### Goal of the exercise
Return the listing that follows exactly, with no pictures included.

### Data supplied
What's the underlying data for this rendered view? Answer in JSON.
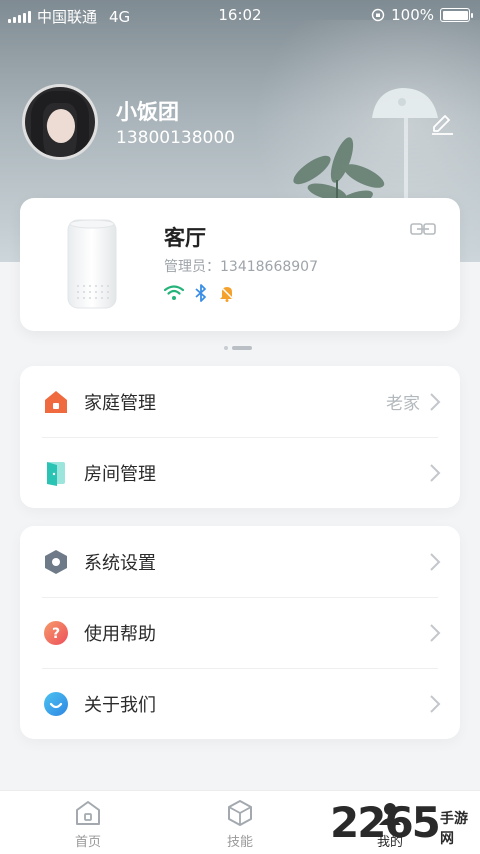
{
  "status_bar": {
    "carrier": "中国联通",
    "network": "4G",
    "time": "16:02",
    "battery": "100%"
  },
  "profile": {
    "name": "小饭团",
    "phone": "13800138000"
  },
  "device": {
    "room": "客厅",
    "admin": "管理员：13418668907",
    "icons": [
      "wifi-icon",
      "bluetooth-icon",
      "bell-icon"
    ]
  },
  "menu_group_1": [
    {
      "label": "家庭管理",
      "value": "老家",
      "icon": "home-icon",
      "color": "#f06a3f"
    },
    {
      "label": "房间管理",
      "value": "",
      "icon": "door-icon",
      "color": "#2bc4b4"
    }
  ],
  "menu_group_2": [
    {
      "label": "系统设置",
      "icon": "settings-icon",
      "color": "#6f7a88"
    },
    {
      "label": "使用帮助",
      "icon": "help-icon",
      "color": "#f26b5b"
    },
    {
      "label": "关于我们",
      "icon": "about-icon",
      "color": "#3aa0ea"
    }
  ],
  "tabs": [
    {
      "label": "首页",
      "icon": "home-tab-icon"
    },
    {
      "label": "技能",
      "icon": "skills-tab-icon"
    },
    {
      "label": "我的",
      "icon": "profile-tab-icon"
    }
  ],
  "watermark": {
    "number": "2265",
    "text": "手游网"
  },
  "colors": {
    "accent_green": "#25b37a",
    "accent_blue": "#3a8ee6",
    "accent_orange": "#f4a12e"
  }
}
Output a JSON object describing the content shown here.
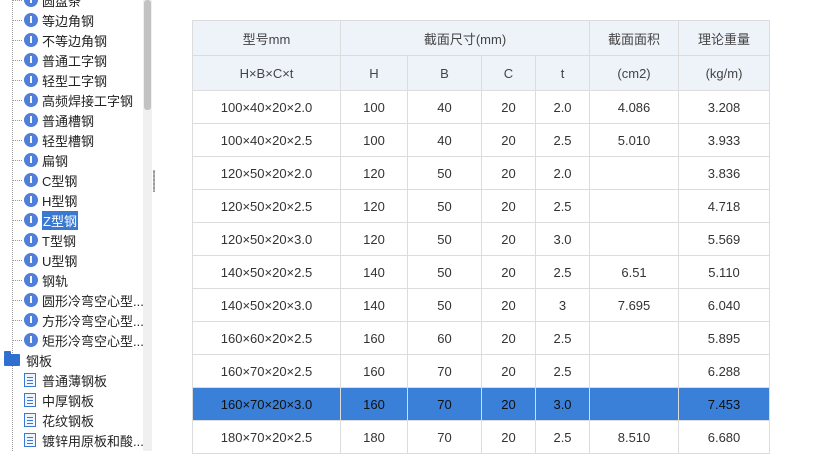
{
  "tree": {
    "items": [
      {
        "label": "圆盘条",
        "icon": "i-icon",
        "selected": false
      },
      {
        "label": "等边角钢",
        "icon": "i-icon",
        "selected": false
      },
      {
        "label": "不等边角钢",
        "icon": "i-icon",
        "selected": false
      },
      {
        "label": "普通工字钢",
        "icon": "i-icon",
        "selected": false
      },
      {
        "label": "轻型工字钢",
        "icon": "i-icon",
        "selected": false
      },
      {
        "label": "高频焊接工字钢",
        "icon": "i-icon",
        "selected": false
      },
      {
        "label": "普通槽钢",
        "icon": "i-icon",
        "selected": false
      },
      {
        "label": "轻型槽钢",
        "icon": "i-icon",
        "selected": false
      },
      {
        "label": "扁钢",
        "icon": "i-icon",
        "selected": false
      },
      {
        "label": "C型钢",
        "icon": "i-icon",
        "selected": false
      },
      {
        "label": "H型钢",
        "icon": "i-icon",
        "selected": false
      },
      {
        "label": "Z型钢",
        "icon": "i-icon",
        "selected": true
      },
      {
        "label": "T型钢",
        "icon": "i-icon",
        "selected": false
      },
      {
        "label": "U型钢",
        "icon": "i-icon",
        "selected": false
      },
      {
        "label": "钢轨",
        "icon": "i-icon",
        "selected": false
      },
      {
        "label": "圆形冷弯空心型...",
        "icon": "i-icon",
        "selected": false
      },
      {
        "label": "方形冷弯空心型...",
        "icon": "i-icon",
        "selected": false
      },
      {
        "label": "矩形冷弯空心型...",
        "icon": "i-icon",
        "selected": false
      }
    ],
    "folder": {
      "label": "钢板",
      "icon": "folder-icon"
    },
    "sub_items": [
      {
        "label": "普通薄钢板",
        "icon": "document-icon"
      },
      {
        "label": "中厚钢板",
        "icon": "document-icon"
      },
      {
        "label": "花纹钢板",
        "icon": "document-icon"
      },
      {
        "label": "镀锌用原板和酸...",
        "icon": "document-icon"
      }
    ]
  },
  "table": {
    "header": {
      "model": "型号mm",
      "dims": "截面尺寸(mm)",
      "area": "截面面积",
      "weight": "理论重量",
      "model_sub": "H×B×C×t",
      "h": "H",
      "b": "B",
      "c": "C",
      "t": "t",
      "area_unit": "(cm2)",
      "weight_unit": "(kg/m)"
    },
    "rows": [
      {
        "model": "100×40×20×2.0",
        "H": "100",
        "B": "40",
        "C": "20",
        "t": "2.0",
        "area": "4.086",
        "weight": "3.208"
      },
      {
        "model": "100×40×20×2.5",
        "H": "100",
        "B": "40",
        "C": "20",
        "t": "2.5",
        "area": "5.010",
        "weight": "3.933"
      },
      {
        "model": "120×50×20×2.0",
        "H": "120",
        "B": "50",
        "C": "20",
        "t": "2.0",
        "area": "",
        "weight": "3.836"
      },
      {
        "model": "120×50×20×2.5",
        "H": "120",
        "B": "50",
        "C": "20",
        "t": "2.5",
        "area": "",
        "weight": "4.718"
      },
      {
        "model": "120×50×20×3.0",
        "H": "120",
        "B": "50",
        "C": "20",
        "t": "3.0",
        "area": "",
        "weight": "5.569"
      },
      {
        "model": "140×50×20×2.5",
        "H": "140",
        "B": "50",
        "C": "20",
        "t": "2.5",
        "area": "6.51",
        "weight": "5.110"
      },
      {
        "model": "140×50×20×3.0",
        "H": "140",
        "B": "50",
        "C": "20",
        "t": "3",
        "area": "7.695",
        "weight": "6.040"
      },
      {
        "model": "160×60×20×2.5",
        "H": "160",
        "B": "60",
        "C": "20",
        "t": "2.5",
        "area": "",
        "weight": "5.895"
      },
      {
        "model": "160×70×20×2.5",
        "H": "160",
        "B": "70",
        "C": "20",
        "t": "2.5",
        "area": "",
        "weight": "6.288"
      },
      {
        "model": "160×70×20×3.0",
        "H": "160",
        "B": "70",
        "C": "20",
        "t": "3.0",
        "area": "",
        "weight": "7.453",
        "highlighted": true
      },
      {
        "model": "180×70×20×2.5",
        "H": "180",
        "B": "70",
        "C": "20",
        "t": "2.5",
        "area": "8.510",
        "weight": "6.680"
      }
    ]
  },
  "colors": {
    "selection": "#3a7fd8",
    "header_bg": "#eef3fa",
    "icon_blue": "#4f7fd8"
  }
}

### Output for this exercise
What's the underlying data for this rendered view? Answer in JSON.
{
  "status_bar": {
    "carrier": "中国联通",
    "network": "4G",
    "time": "16:02",
    "battery": "100%"
  },
  "profile": {
    "name": "小饭团",
    "phone": "13800138000"
  },
  "device": {
    "room": "客厅",
    "admin": "管理员：13418668907",
    "icons": [
      "wifi-icon",
      "bluetooth-icon",
      "bell-icon"
    ]
  },
  "menu_group_1": [
    {
      "label": "家庭管理",
      "value": "老家",
      "icon": "home-icon",
      "color": "#f06a3f"
    },
    {
      "label": "房间管理",
      "value": "",
      "icon": "door-icon",
      "color": "#2bc4b4"
    }
  ],
  "menu_group_2": [
    {
      "label": "系统设置",
      "icon": "settings-icon",
      "color": "#6f7a88"
    },
    {
      "label": "使用帮助",
      "icon": "help-icon",
      "color": "#f26b5b"
    },
    {
      "label": "关于我们",
      "icon": "about-icon",
      "color": "#3aa0ea"
    }
  ],
  "tabs": [
    {
      "label": "首页",
      "icon": "home-tab-icon"
    },
    {
      "label": "技能",
      "icon": "skills-tab-icon"
    },
    {
      "label": "我的",
      "icon": "profile-tab-icon"
    }
  ],
  "watermark": {
    "number": "2265",
    "text": "手游网"
  },
  "colors": {
    "accent_green": "#25b37a",
    "accent_blue": "#3a8ee6",
    "accent_orange": "#f4a12e"
  }
}
Output a JSON object describing the content shown here.
{
  "tree": {
    "items": [
      {
        "label": "圆盘条",
        "icon": "i-icon",
        "selected": false
      },
      {
        "label": "等边角钢",
        "icon": "i-icon",
        "selected": false
      },
      {
        "label": "不等边角钢",
        "icon": "i-icon",
        "selected": false
      },
      {
        "label": "普通工字钢",
        "icon": "i-icon",
        "selected": false
      },
      {
        "label": "轻型工字钢",
        "icon": "i-icon",
        "selected": false
      },
      {
        "label": "高频焊接工字钢",
        "icon": "i-icon",
        "selected": false
      },
      {
        "label": "普通槽钢",
        "icon": "i-icon",
        "selected": false
      },
      {
        "label": "轻型槽钢",
        "icon": "i-icon",
        "selected": false
      },
      {
        "label": "扁钢",
        "icon": "i-icon",
        "selected": false
      },
      {
        "label": "C型钢",
        "icon": "i-icon",
        "selected": false
      },
      {
        "label": "H型钢",
        "icon": "i-icon",
        "selected": false
      },
      {
        "label": "Z型钢",
        "icon": "i-icon",
        "selected": true
      },
      {
        "label": "T型钢",
        "icon": "i-icon",
        "selected": false
      },
      {
        "label": "U型钢",
        "icon": "i-icon",
        "selected": false
      },
      {
        "label": "钢轨",
        "icon": "i-icon",
        "selected": false
      },
      {
        "label": "圆形冷弯空心型...",
        "icon": "i-icon",
        "selected": false
      },
      {
        "label": "方形冷弯空心型...",
        "icon": "i-icon",
        "selected": false
      },
      {
        "label": "矩形冷弯空心型...",
        "icon": "i-icon",
        "selected": false
      }
    ],
    "folder": {
      "label": "钢板",
      "icon": "folder-icon"
    },
    "sub_items": [
      {
        "label": "普通薄钢板",
        "icon": "document-icon"
      },
      {
        "label": "中厚钢板",
        "icon": "document-icon"
      },
      {
        "label": "花纹钢板",
        "icon": "document-icon"
      },
      {
        "label": "镀锌用原板和酸...",
        "icon": "document-icon"
      }
    ]
  },
  "table": {
    "header": {
      "model": "型号mm",
      "dims": "截面尺寸(mm)",
      "area": "截面面积",
      "weight": "理论重量",
      "model_sub": "H×B×C×t",
      "h": "H",
      "b": "B",
      "c": "C",
      "t": "t",
      "area_unit": "(cm2)",
      "weight_unit": "(kg/m)"
    },
    "rows": [
      {
        "model": "100×40×20×2.0",
        "H": "100",
        "B": "40",
        "C": "20",
        "t": "2.0",
        "area": "4.086",
        "weight": "3.208"
      },
      {
        "model": "100×40×20×2.5",
        "H": "100",
        "B": "40",
        "C": "20",
        "t": "2.5",
        "area": "5.010",
        "weight": "3.933"
      },
      {
        "model": "120×50×20×2.0",
        "H": "120",
        "B": "50",
        "C": "20",
        "t": "2.0",
        "area": "",
        "weight": "3.836"
      },
      {
        "model": "120×50×20×2.5",
        "H": "120",
        "B": "50",
        "C": "20",
        "t": "2.5",
        "area": "",
        "weight": "4.718"
      },
      {
        "model": "120×50×20×3.0",
        "H": "120",
        "B": "50",
        "C": "20",
        "t": "3.0",
        "area": "",
        "weight": "5.569"
      },
      {
        "model": "140×50×20×2.5",
        "H": "140",
        "B": "50",
        "C": "20",
        "t": "2.5",
        "area": "6.51",
        "weight": "5.110"
      },
      {
        "model": "140×50×20×3.0",
        "H": "140",
        "B": "50",
        "C": "20",
        "t": "3",
        "area": "7.695",
        "weight": "6.040"
      },
      {
        "model": "160×60×20×2.5",
        "H": "160",
        "B": "60",
        "C": "20",
        "t": "2.5",
        "area": "",
        "weight": "5.895"
      },
      {
        "model": "160×70×20×2.5",
        "H": "160",
        "B": "70",
        "C": "20",
        "t": "2.5",
        "area": "",
        "weight": "6.288"
      },
      {
        "model": "160×70×20×3.0",
        "H": "160",
        "B": "70",
        "C": "20",
        "t": "3.0",
        "area": "",
        "weight": "7.453",
        "highlighted": true
      },
      {
        "model": "180×70×20×2.5",
        "H": "180",
        "B": "70",
        "C": "20",
        "t": "2.5",
        "area": "8.510",
        "weight": "6.680"
      }
    ]
  },
  "colors": {
    "selection": "#3a7fd8",
    "header_bg": "#eef3fa",
    "icon_blue": "#4f7fd8"
  }
}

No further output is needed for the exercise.